## INFORMATION PROVIDED
=======

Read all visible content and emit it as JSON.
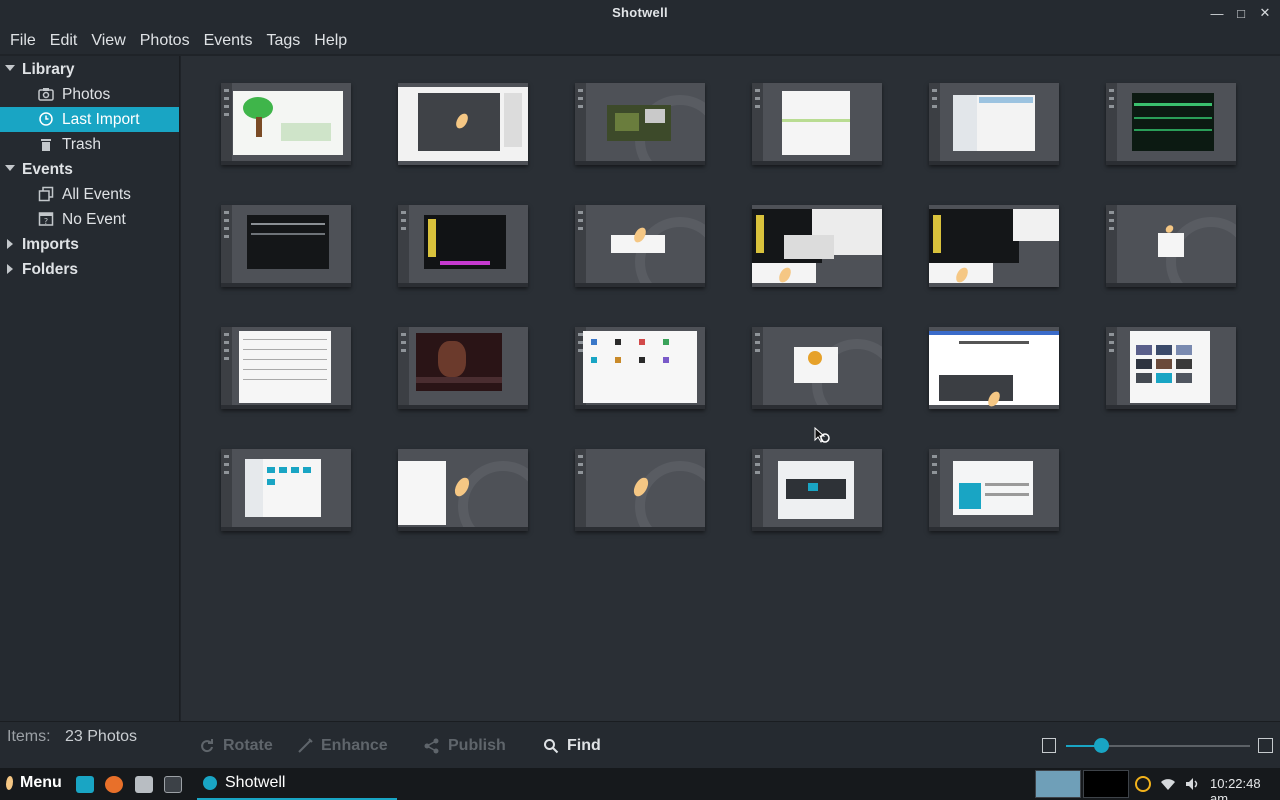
{
  "window": {
    "title": "Shotwell",
    "controls": {
      "minimize": "—",
      "maximize": "□",
      "close": "✕"
    }
  },
  "menubar": [
    "File",
    "Edit",
    "View",
    "Photos",
    "Events",
    "Tags",
    "Help"
  ],
  "sidebar": {
    "library": {
      "label": "Library",
      "items": [
        "Photos",
        "Last Import",
        "Trash"
      ]
    },
    "events": {
      "label": "Events",
      "items": [
        "All Events",
        "No Event"
      ]
    },
    "imports": "Imports",
    "folders": "Folders"
  },
  "status": {
    "items_label": "Items:",
    "items_value": "23 Photos",
    "tools": {
      "rotate": "Rotate",
      "enhance": "Enhance",
      "publish": "Publish",
      "find": "Find"
    },
    "zoom_level": 0.19
  },
  "thumbnail_count": 23,
  "taskbar": {
    "menu_label": "Menu",
    "task_label": "Shotwell",
    "clock": "10:22:48 am"
  },
  "colors": {
    "accent": "#19a5c4",
    "leaf": "#f5c784",
    "background": "#2a2f35",
    "panel": "#252a30"
  }
}
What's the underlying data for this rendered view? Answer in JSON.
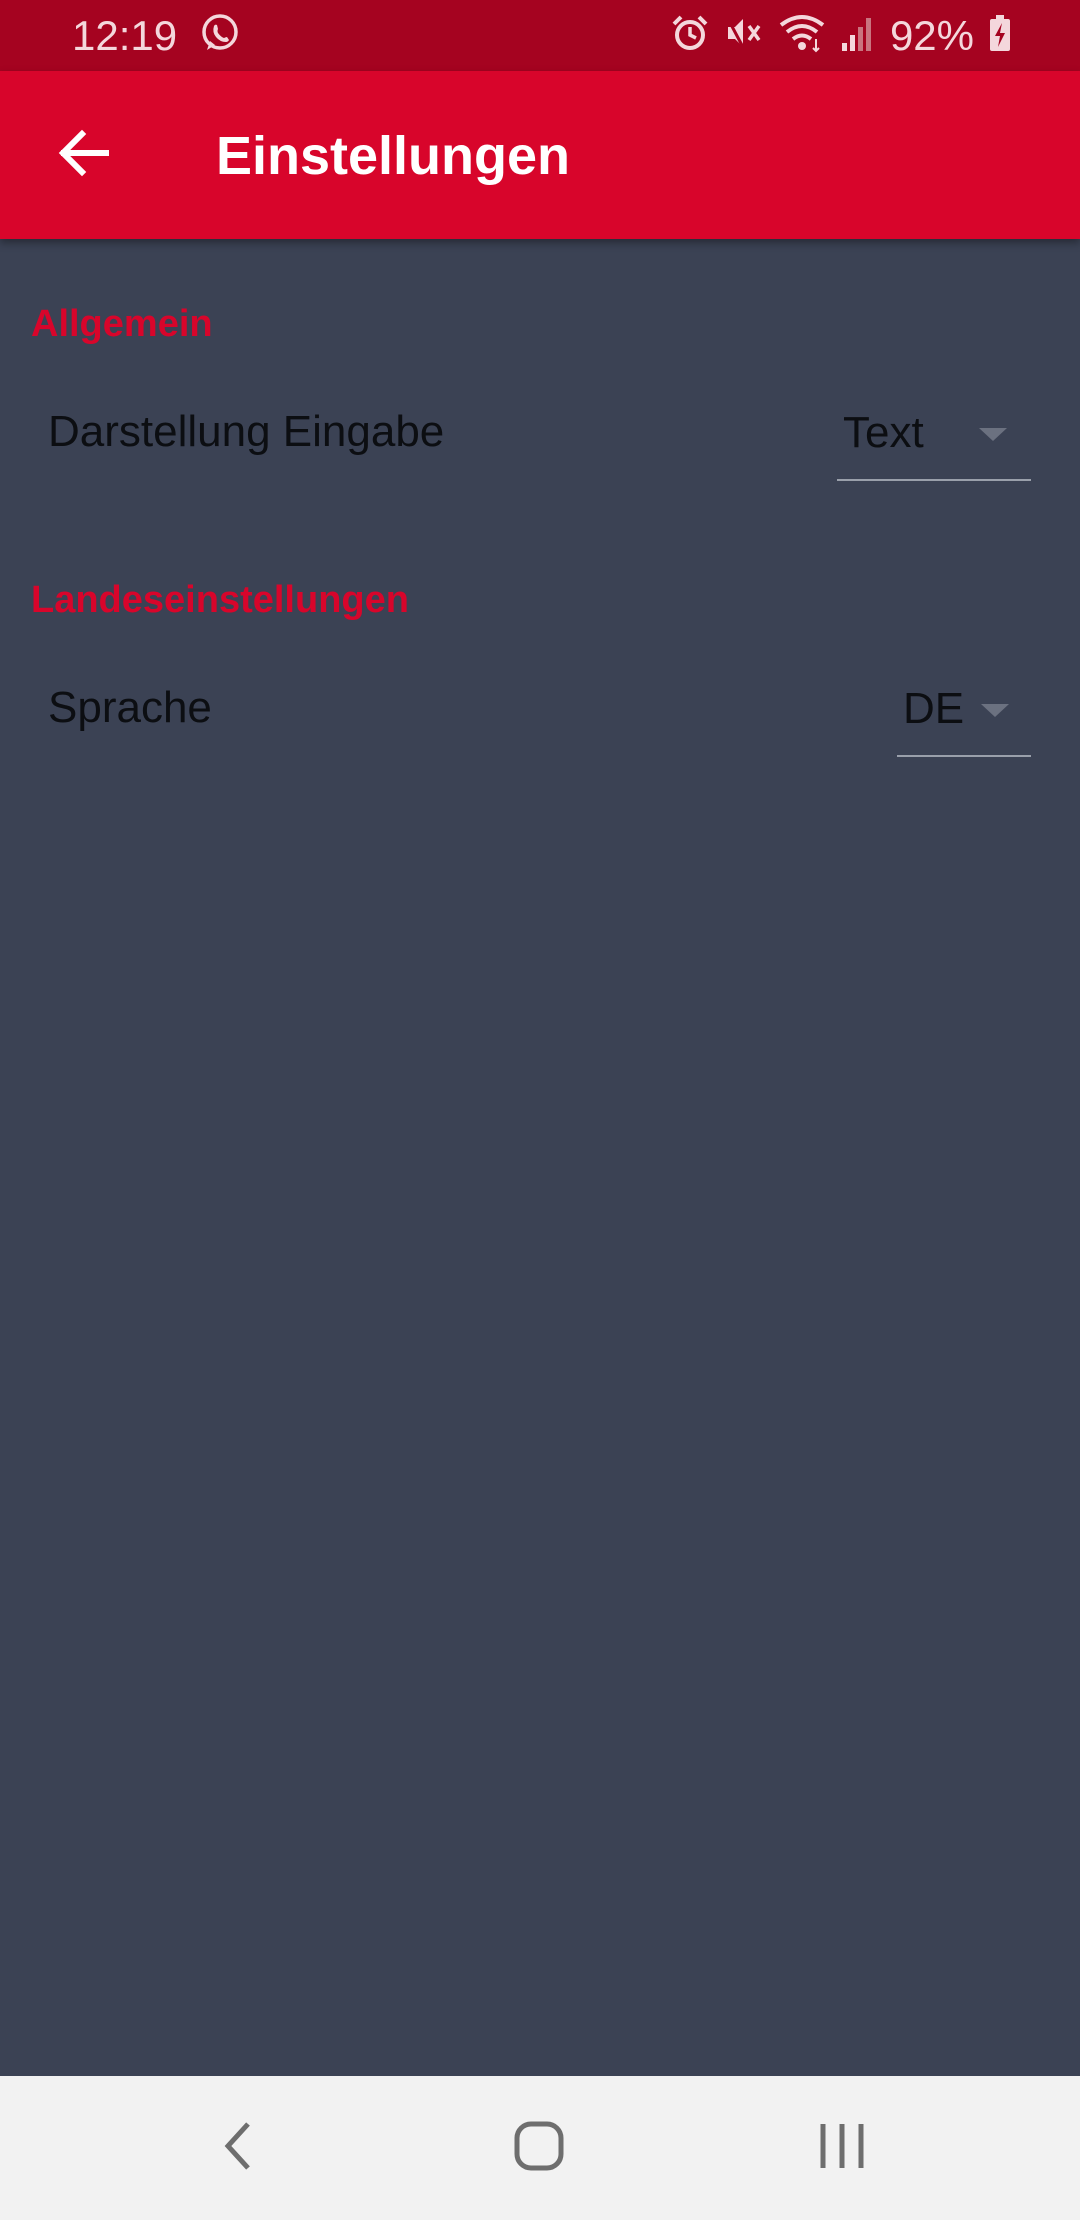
{
  "status_bar": {
    "time": "12:19",
    "battery_percent": "92%",
    "icons": [
      "whatsapp-icon",
      "alarm-icon",
      "mute-icon",
      "wifi-icon",
      "signal-icon",
      "battery-charging-icon"
    ]
  },
  "app_bar": {
    "title": "Einstellungen",
    "back_icon": "arrow-left-icon",
    "color": "#d8052b"
  },
  "sections": [
    {
      "header": "Allgemein",
      "items": [
        {
          "label": "Darstellung Eingabe",
          "value": "Text"
        }
      ]
    },
    {
      "header": "Landeseinstellungen",
      "items": [
        {
          "label": "Sprache",
          "value": "DE"
        }
      ]
    }
  ],
  "nav_bar": {
    "buttons": [
      "back-icon",
      "home-icon",
      "recent-apps-icon"
    ]
  },
  "colors": {
    "accent": "#d8052b",
    "status_bar": "#a50320",
    "background": "#3b4254",
    "nav_bar": "#f2f2f2"
  }
}
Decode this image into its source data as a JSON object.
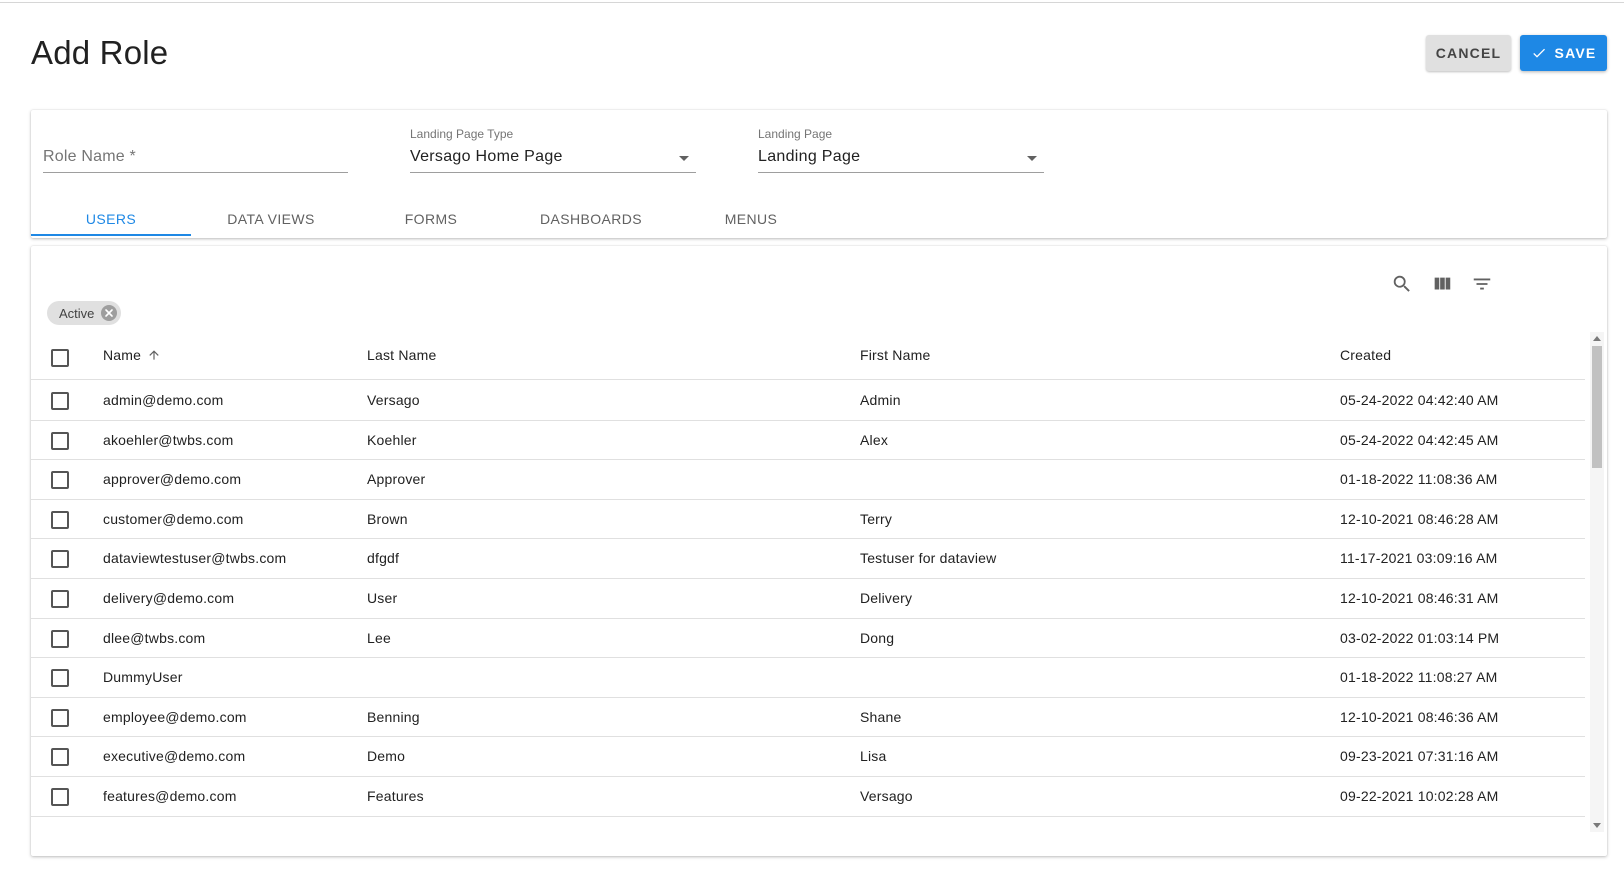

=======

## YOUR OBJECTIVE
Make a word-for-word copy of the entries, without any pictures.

## PROBLEM SOLUTION
Read all visible content and emit it as JSON.
{
  "window": {
    "title": "Shotwell",
    "controls": {
      "minimize": "—",
      "maximize": "□",
      "close": "✕"
    }
  },
  "menubar": [
    "File",
    "Edit",
    "View",
    "Photos",
    "Events",
    "Tags",
    "Help"
  ],
  "sidebar": {
    "library": {
      "label": "Library",
      "items": [
        "Photos",
        "Last Import",
        "Trash"
      ]
    },
    "events": {
      "label": "Events",
      "items": [
        "All Events",
        "No Event"
      ]
    },
    "imports": "Imports",
    "folders": "Folders"
  },
  "status": {
    "items_label": "Items:",
    "items_value": "23 Photos",
    "tools": {
      "rotate": "Rotate",
      "enhance": "Enhance",
      "publish": "Publish",
      "find": "Find"
    },
    "zoom_level": 0.19
  },
  "thumbnail_count": 23,
  "taskbar": {
    "menu_label": "Menu",
    "task_label": "Shotwell",
    "clock": "10:22:48 am"
  },
  "colors": {
    "accent": "#19a5c4",
    "leaf": "#f5c784",
    "background": "#2a2f35",
    "panel": "#252a30"
  }
}
What's the underlying data for this rendered view? Answer in JSON.
{
  "status_bar": {
    "time": "12:19",
    "battery_percent": "92%",
    "icons": [
      "whatsapp-icon",
      "alarm-icon",
      "mute-icon",
      "wifi-icon",
      "signal-icon",
      "battery-charging-icon"
    ]
  },
  "app_bar": {
    "title": "Einstellungen",
    "back_icon": "arrow-left-icon",
    "color": "#d8052b"
  },
  "sections": [
    {
      "header": "Allgemein",
      "items": [
        {
          "label": "Darstellung Eingabe",
          "value": "Text"
        }
      ]
    },
    {
      "header": "Landeseinstellungen",
      "items": [
        {
          "label": "Sprache",
          "value": "DE"
        }
      ]
    }
  ],
  "nav_bar": {
    "buttons": [
      "back-icon",
      "home-icon",
      "recent-apps-icon"
    ]
  },
  "colors": {
    "accent": "#d8052b",
    "status_bar": "#a50320",
    "background": "#3b4254",
    "nav_bar": "#f2f2f2"
  }
}
Decode this image into its source data as a JSON object.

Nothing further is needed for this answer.